> _TASK DETAILS_
Give the entries again exactly. Skip the pictures.

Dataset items

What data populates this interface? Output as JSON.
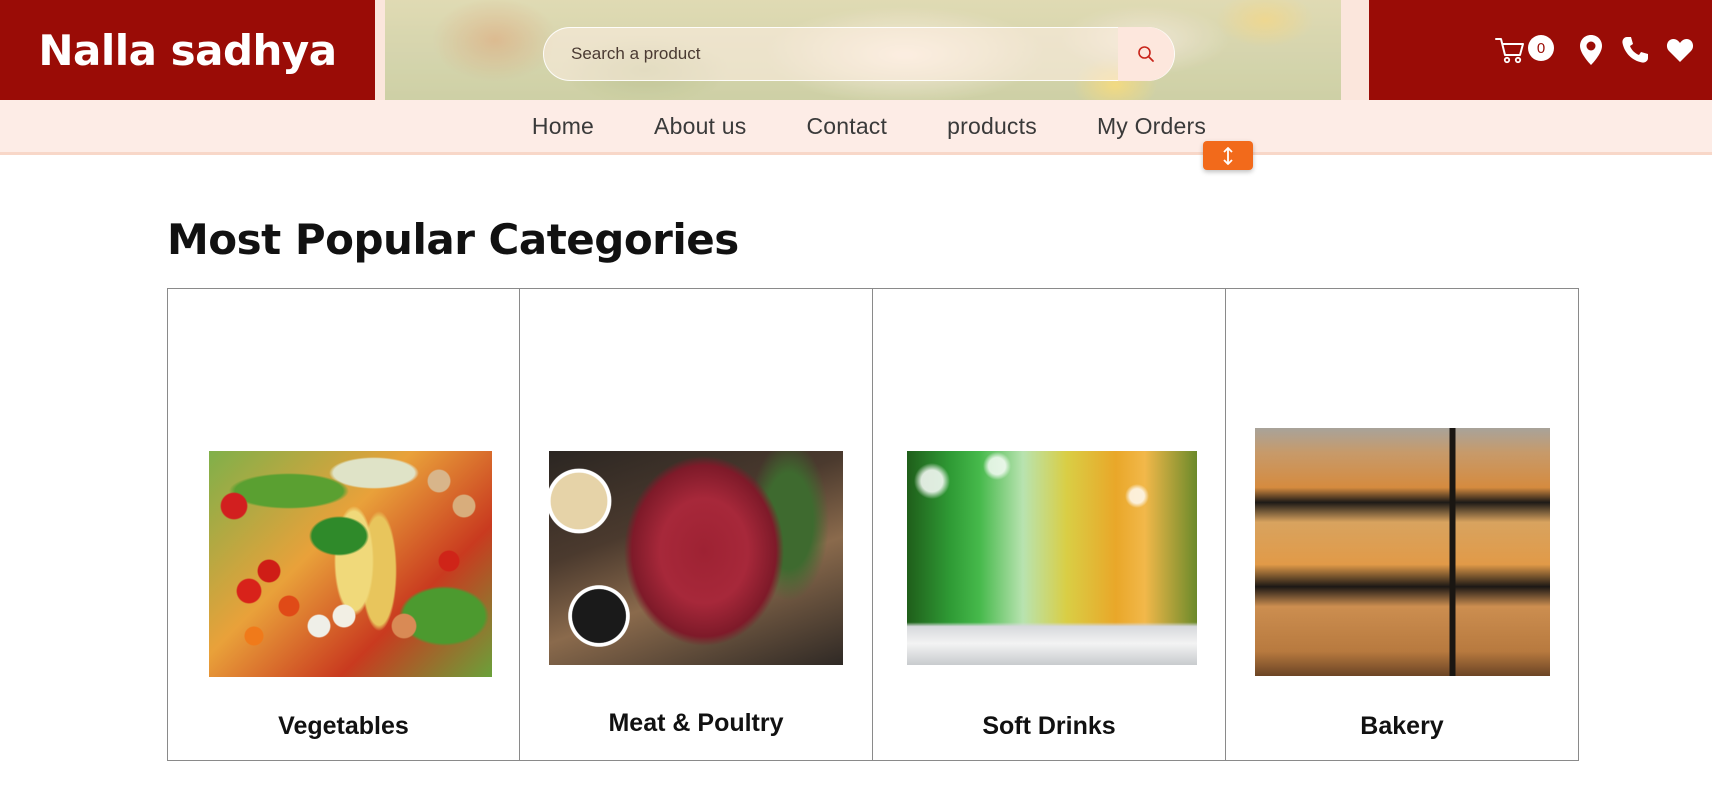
{
  "brand": {
    "name": "Nalla sadhya",
    "color": "#9a0c06"
  },
  "search": {
    "placeholder": "Search a product",
    "icon": "search-icon"
  },
  "header_actions": {
    "cart_count": "0",
    "icons": [
      "cart-icon",
      "location-pin-icon",
      "phone-icon",
      "heart-icon"
    ]
  },
  "nav": {
    "items": [
      {
        "label": "Home"
      },
      {
        "label": "About us"
      },
      {
        "label": "Contact"
      },
      {
        "label": "products"
      },
      {
        "label": "My Orders"
      }
    ]
  },
  "scroll_handle": {
    "icon": "vertical-arrows-icon",
    "color": "#f26a1b"
  },
  "main": {
    "title": "Most Popular Categories",
    "categories": [
      {
        "label": "Vegetables",
        "image": "vegetables-image"
      },
      {
        "label": "Meat & Poultry",
        "image": "meat-image"
      },
      {
        "label": "Soft Drinks",
        "image": "soft-drinks-image"
      },
      {
        "label": "Bakery",
        "image": "bakery-image"
      }
    ]
  }
}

> _RESULT_
What data populates this interface? Output as JSON.
{
  "brand": {
    "name": "Nalla sadhya",
    "color": "#9a0c06"
  },
  "search": {
    "placeholder": "Search a product",
    "icon": "search-icon"
  },
  "header_actions": {
    "cart_count": "0",
    "icons": [
      "cart-icon",
      "location-pin-icon",
      "phone-icon",
      "heart-icon"
    ]
  },
  "nav": {
    "items": [
      {
        "label": "Home"
      },
      {
        "label": "About us"
      },
      {
        "label": "Contact"
      },
      {
        "label": "products"
      },
      {
        "label": "My Orders"
      }
    ]
  },
  "scroll_handle": {
    "icon": "vertical-arrows-icon",
    "color": "#f26a1b"
  },
  "main": {
    "title": "Most Popular Categories",
    "categories": [
      {
        "label": "Vegetables",
        "image": "vegetables-image"
      },
      {
        "label": "Meat & Poultry",
        "image": "meat-image"
      },
      {
        "label": "Soft Drinks",
        "image": "soft-drinks-image"
      },
      {
        "label": "Bakery",
        "image": "bakery-image"
      }
    ]
  }
}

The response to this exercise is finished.